Relief from the cancellation of indebtedness rules has facilitated the sale of homes in areas where home prices have declined or where foreclosures have occurred. In addition, providing tax relief would correct the unfair circumstance in which the only individuals who paid tax on the sale of a residence are fortunate sellers who have gains of more than $250,000/$500,000, and unfortunate sellers who have seen the value of their property decline to a level below what it is worth.
Short sale relief continues to be an urgent need for sellers in certain areas of the country where home prices still have not rebounded.
NAR supports an exclusion from taxation of the phantom income generated when all or a portion of a mortgage on a primary residence is forgiven.
There should be no taxable event when a lender forgives some portion of a debt in a short sale, foreclosure, bank workout or similar situation.
An individual or family that has incurred a loss on the sale of their principal residence has suffered what is, for most, the biggest economic loss of their lifetime. It is unreasonable and unfair to require that they also pay tax on the phantom income associated with debt cancellation, especially because there will be no cash proceeds from the sale.
Over the past several years, expiring tax provisions have often languished in Congress until after they expire. Most have been reinstated on a retroactive basis. However, with a great deal of attention now on tax reform, it is less certain that expiring tax provisions will be extended as a matter of course or on a timely basis. This is especially true since the enactment of the Protecting American Taxpayers From Tax Hikes Act in December 2015. This legislation extended some of the larger of the 50-plus expired provisions permanently, while others were extended for five years.
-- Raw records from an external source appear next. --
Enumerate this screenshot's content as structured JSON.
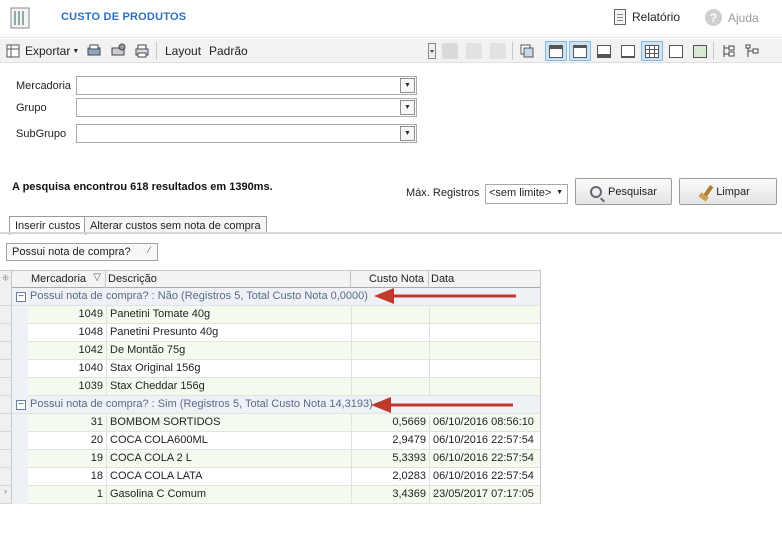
{
  "header": {
    "title": "CUSTO DE PRODUTOS",
    "relatorio_label": "Relatório",
    "ajuda_label": "Ajuda"
  },
  "toolbar": {
    "exportar_label": "Exportar",
    "layout_label": "Layout",
    "padrao_label": "Padrão"
  },
  "filters": {
    "mercadoria_label": "Mercadoria",
    "grupo_label": "Grupo",
    "subgrupo_label": "SubGrupo",
    "mercadoria_value": "",
    "grupo_value": "",
    "subgrupo_value": ""
  },
  "search": {
    "result_text": "A pesquisa encontrou 618 resultados em 1390ms.",
    "max_label": "Máx. Registros",
    "max_value": "<sem limite>",
    "pesquisar_label": "Pesquisar",
    "limpar_label": "Limpar"
  },
  "tabs": [
    {
      "label": "Inserir custos"
    },
    {
      "label": "Alterar custos sem nota de compra"
    }
  ],
  "group_chip": {
    "label": "Possui nota de compra?"
  },
  "grid": {
    "columns": [
      "Mercadoria",
      "Descrição",
      "Custo Nota",
      "Data"
    ],
    "groups": [
      {
        "label": "Possui nota de compra? : Não (Registros 5, Total Custo Nota 0,0000)",
        "rows": [
          {
            "mercadoria": "1049",
            "descricao": "Panetini Tomate 40g",
            "custo": "",
            "data": ""
          },
          {
            "mercadoria": "1048",
            "descricao": "Panetini Presunto 40g",
            "custo": "",
            "data": ""
          },
          {
            "mercadoria": "1042",
            "descricao": "De Montão 75g",
            "custo": "",
            "data": ""
          },
          {
            "mercadoria": "1040",
            "descricao": "Stax Original 156g",
            "custo": "",
            "data": ""
          },
          {
            "mercadoria": "1039",
            "descricao": "Stax Cheddar 156g",
            "custo": "",
            "data": ""
          }
        ]
      },
      {
        "label": "Possui nota de compra? : Sim (Registros 5, Total Custo Nota 14,3193)",
        "rows": [
          {
            "mercadoria": "31",
            "descricao": "BOMBOM SORTIDOS",
            "custo": "0,5669",
            "data": "06/10/2016 08:56:10"
          },
          {
            "mercadoria": "20",
            "descricao": "COCA COLA600ML",
            "custo": "2,9479",
            "data": "06/10/2016 22:57:54"
          },
          {
            "mercadoria": "19",
            "descricao": "COCA COLA 2 L",
            "custo": "5,3393",
            "data": "06/10/2016 22:57:54"
          },
          {
            "mercadoria": "18",
            "descricao": "COCA COLA LATA",
            "custo": "2,0283",
            "data": "06/10/2016 22:57:54"
          },
          {
            "mercadoria": "1",
            "descricao": "Gasolina C Comum",
            "custo": "3,4369",
            "data": "23/05/2017 07:17:05"
          }
        ]
      }
    ]
  },
  "colors": {
    "title_blue": "#2c6fc0",
    "annotation_arrow": "#c0392b"
  }
}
Most others were extended only for two years, through 2016. The mortgage debt forgiveness provision was one of the two-year extensions. Thus, the provision expired on December 31, 2016.
While there is bipartisan interest in extending some of the tax provisions that expired at the end of 2016, including the mortgage debt tax relief provision, it is unclear when and whether these provisions will be acted upon. Congress has, over the past several years, gotten into a habit of allowing the expiring provisions to actually expire before acting on them, and then when they are extended, it has been on a retroactive basis. But with fewer large-scale provisions in the group of so-called “extenders,” most observers now believe that extending the remaining expiring provisions will be even harder than it has been in recent years. The fact that Congress will likely consider tax reform in 2017 also creates uncertainty about the outlook for the mortgage cancellation provision.
Nevertheless, this issue remains a high priority for NAR, which is actively encouraging Members of Congress to find consensus on extending this provision on a retroactive basis.
Federal Taxation Committee